Seriously though, PBS is a computer program that builds the lines. Everyone tells the computer what they like or don't like. (Ex: Dislike-Mexico city overnights). When the bidding period closes, the computer runs about a billion algorithms for about a week. During this time, it builds all the hard and reserve lines for the following month. It is an efficient money maker for the company. Only problem is it doen't always honor seniority and the lines are usually high time/low rest.

Great example.....

A320fumes
10-26-2007, 12:41 PM
It is an efficient money maker for the company. Only problem is it doesnt always honor seniority and the lines are usually high time/low rest.

Here in lies the problem. We have no idea what the algorithms are and we never negotiated to have any input to them. In my previous experience with PBS, lines were available 2 hours after the bid closed. Why does CAL need 5 days?

luv757
10-26-2007, 02:03 PM
Here in lies the problem. We have no idea what the algorithms are and we never negotiated to have any input to them. In my previous experience with PBS, lines were available 2 hours after the bid closed. Why does CAL need 5 days?

Bingo. I am sure you are all are sick of me comparing us with Delta but again, they get a preliminary report over there before the final bid award is posted. usually there are no changes but it is a nice idea to kind of have a heads up if things are haywire. Further, everyone can see everyone else's reasons report so you know how people bid, and why they did or did not get certain portions of their bid. They also have the all important bidding wizard to help construct their bid. As you use the wizard it sort of shows what possible results you can get so it should reduce the "how the hell did i get that?" factor. No system is perfect but if we stick with this PBS we need to get something that works and not the cheapest piece of **** that the company is willing to nickel and dime.
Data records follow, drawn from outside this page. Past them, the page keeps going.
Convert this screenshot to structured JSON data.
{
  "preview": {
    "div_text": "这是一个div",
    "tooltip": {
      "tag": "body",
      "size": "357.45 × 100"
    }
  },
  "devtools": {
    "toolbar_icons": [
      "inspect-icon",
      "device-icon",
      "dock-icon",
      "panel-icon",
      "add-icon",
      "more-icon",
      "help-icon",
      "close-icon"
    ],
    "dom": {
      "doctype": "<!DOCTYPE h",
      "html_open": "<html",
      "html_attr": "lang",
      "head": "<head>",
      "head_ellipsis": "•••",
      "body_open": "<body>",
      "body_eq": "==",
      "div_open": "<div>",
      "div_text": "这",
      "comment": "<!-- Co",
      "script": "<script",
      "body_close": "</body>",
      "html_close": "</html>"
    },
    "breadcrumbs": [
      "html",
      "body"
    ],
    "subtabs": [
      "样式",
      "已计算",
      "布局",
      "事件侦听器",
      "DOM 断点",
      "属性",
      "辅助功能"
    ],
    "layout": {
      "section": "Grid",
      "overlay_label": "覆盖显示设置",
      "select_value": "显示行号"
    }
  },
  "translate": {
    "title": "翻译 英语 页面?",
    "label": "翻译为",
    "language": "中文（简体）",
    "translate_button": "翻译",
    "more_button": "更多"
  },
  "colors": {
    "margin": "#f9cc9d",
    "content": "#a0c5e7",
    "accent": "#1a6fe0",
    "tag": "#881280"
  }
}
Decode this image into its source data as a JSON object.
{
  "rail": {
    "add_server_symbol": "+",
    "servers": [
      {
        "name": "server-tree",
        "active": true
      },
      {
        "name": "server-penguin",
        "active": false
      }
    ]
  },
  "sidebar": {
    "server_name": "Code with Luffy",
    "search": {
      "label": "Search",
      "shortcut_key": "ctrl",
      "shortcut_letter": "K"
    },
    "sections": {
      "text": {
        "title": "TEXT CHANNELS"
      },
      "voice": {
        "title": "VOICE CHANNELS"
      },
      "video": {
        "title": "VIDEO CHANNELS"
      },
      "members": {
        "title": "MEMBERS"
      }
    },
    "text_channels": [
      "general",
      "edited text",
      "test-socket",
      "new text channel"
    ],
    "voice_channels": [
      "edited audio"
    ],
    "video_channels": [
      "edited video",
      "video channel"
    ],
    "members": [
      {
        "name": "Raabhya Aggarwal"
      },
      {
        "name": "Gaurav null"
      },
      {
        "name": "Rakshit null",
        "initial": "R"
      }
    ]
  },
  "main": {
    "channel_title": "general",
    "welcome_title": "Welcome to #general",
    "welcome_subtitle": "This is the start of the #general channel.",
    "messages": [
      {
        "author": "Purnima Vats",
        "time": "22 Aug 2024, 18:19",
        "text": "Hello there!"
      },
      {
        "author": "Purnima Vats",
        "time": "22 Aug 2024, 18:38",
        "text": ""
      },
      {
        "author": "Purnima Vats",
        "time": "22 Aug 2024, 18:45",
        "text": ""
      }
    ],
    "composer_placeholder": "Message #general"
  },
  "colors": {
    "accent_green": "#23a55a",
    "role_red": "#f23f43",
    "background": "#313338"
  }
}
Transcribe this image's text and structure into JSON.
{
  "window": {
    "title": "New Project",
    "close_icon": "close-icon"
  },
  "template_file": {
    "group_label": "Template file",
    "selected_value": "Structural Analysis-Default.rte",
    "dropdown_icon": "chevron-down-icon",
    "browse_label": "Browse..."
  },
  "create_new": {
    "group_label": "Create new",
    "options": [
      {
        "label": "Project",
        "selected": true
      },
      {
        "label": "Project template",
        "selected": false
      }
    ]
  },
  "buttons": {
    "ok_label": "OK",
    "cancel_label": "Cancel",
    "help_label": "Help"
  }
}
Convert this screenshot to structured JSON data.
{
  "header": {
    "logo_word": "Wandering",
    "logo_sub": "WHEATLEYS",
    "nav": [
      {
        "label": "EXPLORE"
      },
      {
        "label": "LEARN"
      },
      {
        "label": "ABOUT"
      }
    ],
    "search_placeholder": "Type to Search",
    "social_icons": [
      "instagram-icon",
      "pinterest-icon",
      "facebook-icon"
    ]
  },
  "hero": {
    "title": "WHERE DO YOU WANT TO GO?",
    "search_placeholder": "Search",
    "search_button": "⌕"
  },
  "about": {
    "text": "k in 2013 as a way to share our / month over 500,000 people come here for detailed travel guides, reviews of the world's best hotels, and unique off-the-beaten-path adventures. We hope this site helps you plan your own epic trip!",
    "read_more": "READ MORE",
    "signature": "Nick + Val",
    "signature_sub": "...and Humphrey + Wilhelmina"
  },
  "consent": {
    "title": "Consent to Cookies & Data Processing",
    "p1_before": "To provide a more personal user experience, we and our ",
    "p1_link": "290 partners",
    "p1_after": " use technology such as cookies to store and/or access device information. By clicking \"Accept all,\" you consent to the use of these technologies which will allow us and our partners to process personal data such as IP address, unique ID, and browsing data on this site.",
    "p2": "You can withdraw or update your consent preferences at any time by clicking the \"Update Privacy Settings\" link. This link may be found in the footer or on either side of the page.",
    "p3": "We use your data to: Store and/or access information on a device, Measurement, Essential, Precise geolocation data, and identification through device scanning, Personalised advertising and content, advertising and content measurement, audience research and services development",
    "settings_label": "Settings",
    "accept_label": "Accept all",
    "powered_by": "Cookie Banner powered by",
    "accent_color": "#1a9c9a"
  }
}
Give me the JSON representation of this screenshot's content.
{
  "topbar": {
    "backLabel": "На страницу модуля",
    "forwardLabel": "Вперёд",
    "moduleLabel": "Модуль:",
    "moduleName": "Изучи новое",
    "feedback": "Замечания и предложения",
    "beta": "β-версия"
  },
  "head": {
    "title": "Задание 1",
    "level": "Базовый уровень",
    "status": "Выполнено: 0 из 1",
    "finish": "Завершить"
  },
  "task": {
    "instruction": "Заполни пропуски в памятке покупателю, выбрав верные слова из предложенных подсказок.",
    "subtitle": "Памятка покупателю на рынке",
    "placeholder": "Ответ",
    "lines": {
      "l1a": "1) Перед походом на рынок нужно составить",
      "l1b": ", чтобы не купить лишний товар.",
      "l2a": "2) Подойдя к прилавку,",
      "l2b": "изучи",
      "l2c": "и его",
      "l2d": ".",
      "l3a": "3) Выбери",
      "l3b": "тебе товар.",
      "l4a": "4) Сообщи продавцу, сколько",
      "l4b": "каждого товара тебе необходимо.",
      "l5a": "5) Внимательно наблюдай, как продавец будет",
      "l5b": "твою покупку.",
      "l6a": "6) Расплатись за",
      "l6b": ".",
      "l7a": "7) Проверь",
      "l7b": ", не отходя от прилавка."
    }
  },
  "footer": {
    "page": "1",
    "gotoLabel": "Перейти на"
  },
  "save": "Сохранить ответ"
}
757Driver
10-26-2007, 06:37 PM
No system is perfect but if we stick with this PBS

How's about we don't stick with it and go back to line bidding. For those new to CAL, we had one of the best bidding systems out there with the ability to trade to just about get any day off you needed. Oh yeah, it used to maximize vacation as well so you could get the time off from vacation and not get penalized for doing so.

PBS sucks period.

Flare Armed
10-27-2007, 05:12 AM
Everybody is pretty happy with our PBS over here (Delta) and the PBS working group is always coming up with new features almost monthly. We've been using it about 2 years now I think. Our volunteers work really hard on it every month.

There are good products out there... and in today's airline world line bidding is probably going to be a thing of the past, so you might as well find something you like.

luv757
10-27-2007, 09:59 AM
How's about we don't stick with it and go back to line bidding. For those new to CAL, we had one of the best bidding systems out there with the ability to trade to just about get any day off you needed. Oh yeah, it used to maximize vacation as well so you could get the time off from vacation and not get penalized for doing so.

PBS sucks period.

Just to clarify I meant no PBS system is perfect. I would have no issue going back to a preconstructed line system also provided we go back to the old trip trade format since everyone seemed to like that. To me having preconstructed lines doesnt mean much if i still can't trade anything and am stuck with what I have.

I also agree with FLARE. Delta's PBS isn't the disaster that ours is. Trust me because my dad bids with it every month. He is no where near top of his catagory but gets a schedule every month that reflects his preferences. All I am saying is let's think each scenario through. If we go back to preconstructed lines lets not half ass it and if we are stuck with this thing then let's get a system that works.